**Exercise details:** Every record must be reproduced exactly. Leave none out.

#####

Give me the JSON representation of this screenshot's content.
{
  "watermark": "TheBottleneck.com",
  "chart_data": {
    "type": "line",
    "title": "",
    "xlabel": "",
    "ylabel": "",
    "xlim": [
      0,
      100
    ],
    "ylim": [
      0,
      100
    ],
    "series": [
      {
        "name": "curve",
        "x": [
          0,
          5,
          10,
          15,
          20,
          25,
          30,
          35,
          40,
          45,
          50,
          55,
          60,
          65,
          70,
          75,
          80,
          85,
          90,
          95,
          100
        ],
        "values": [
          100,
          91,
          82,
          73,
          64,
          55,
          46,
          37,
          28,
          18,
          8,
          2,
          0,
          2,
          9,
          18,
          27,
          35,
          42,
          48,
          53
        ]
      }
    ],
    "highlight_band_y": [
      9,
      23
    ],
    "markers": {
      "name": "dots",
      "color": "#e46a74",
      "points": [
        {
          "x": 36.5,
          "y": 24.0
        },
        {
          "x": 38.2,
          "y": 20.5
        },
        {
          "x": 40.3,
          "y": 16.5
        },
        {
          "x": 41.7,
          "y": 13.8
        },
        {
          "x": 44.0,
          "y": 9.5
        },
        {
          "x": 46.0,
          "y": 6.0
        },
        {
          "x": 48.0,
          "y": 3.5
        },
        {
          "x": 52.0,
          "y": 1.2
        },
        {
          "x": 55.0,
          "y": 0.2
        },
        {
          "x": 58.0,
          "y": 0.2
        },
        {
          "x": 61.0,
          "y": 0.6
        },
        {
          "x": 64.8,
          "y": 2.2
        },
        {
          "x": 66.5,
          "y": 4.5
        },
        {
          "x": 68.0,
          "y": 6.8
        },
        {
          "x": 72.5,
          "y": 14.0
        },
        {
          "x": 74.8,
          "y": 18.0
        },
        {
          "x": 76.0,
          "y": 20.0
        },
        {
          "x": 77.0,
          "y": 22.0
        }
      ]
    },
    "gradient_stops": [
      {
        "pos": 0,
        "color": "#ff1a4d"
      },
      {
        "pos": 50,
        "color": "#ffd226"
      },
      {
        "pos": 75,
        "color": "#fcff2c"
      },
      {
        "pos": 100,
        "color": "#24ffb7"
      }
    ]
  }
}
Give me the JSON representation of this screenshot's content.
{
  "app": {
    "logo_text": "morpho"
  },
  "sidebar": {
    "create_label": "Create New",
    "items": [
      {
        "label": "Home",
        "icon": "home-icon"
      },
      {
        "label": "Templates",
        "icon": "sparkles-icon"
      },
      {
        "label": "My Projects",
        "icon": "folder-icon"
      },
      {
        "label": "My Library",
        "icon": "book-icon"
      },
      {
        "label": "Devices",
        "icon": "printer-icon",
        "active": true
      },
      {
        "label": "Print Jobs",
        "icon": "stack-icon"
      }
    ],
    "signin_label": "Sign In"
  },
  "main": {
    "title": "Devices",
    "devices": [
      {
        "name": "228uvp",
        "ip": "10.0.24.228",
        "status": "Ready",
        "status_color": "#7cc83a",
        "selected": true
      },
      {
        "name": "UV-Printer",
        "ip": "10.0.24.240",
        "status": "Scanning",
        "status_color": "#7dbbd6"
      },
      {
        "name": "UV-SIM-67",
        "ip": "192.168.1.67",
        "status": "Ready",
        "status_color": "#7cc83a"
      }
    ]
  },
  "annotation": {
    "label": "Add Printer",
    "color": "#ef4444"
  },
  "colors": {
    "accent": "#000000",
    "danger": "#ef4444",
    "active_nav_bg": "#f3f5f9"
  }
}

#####

**Written solution:**
Give me the JSON representation of this screenshot's content.
{
  "watermark": "TheBottleneck.com",
  "chart_data": {
    "type": "line",
    "title": "",
    "xlabel": "",
    "ylabel": "",
    "xlim": [
      0,
      100
    ],
    "ylim": [
      0,
      100
    ],
    "series": [
      {
        "name": "curve",
        "x": [
          0,
          5,
          10,
          15,
          20,
          25,
          30,
          35,
          40,
          45,
          50,
          55,
          60,
          65,
          70,
          75,
          80,
          85,
          90,
          95,
          100
        ],
        "values": [
          100,
          91,
          82,
          73,
          64,
          55,
          46,
          37,
          28,
          18,
          8,
          2,
          0,
          2,
          9,
          18,
          27,
          35,
          42,
          48,
          53
        ]
      }
    ],
    "highlight_band_y": [
      9,
      23
    ],
    "markers": {
      "name": "dots",
      "color": "#e46a74",
      "points": [
        {
          "x": 36.5,
          "y": 24.0
        },
        {
          "x": 38.2,
          "y": 20.5
        },
        {
          "x": 40.3,
          "y": 16.5
        },
        {
          "x": 41.7,
          "y": 13.8
        },
        {
          "x": 44.0,
          "y": 9.5
        },
        {
          "x": 46.0,
          "y": 6.0
        },
        {
          "x": 48.0,
          "y": 3.5
        },
        {
          "x": 52.0,
          "y": 1.2
        },
        {
          "x": 55.0,
          "y": 0.2
        },
        {
          "x": 58.0,
          "y": 0.2
        },
        {
          "x": 61.0,
          "y": 0.6
        },
        {
          "x": 64.8,
          "y": 2.2
        },
        {
          "x": 66.5,
          "y": 4.5
        },
        {
          "x": 68.0,
          "y": 6.8
        },
        {
          "x": 72.5,
          "y": 14.0
        },
        {
          "x": 74.8,
          "y": 18.0
        },
        {
          "x": 76.0,
          "y": 20.0
        },
        {
          "x": 77.0,
          "y": 22.0
        }
      ]
    },
    "gradient_stops": [
      {
        "pos": 0,
        "color": "#ff1a4d"
      },
      {
        "pos": 50,
        "color": "#ffd226"
      },
      {
        "pos": 75,
        "color": "#fcff2c"
      },
      {
        "pos": 100,
        "color": "#24ffb7"
      }
    ]
  }
}
Give me the JSON representation of this screenshot's content.
{
  "app": {
    "logo_text": "morpho"
  },
  "sidebar": {
    "create_label": "Create New",
    "items": [
      {
        "label": "Home",
        "icon": "home-icon"
      },
      {
        "label": "Templates",
        "icon": "sparkles-icon"
      },
      {
        "label": "My Projects",
        "icon": "folder-icon"
      },
      {
        "label": "My Library",
        "icon": "book-icon"
      },
      {
        "label": "Devices",
        "icon": "printer-icon",
        "active": true
      },
      {
        "label": "Print Jobs",
        "icon": "stack-icon"
      }
    ],
    "signin_label": "Sign In"
  },
  "main": {
    "title": "Devices",
    "devices": [
      {
        "name": "228uvp",
        "ip": "10.0.24.228",
        "status": "Ready",
        "status_color": "#7cc83a",
        "selected": true
      },
      {
        "name": "UV-Printer",
        "ip": "10.0.24.240",
        "status": "Scanning",
        "status_color": "#7dbbd6"
      },
      {
        "name": "UV-SIM-67",
        "ip": "192.168.1.67",
        "status": "Ready",
        "status_color": "#7cc83a"
      }
    ]
  },
  "annotation": {
    "label": "Add Printer",
    "color": "#ef4444"
  },
  "colors": {
    "accent": "#000000",
    "danger": "#ef4444",
    "active_nav_bg": "#f3f5f9"
  }
}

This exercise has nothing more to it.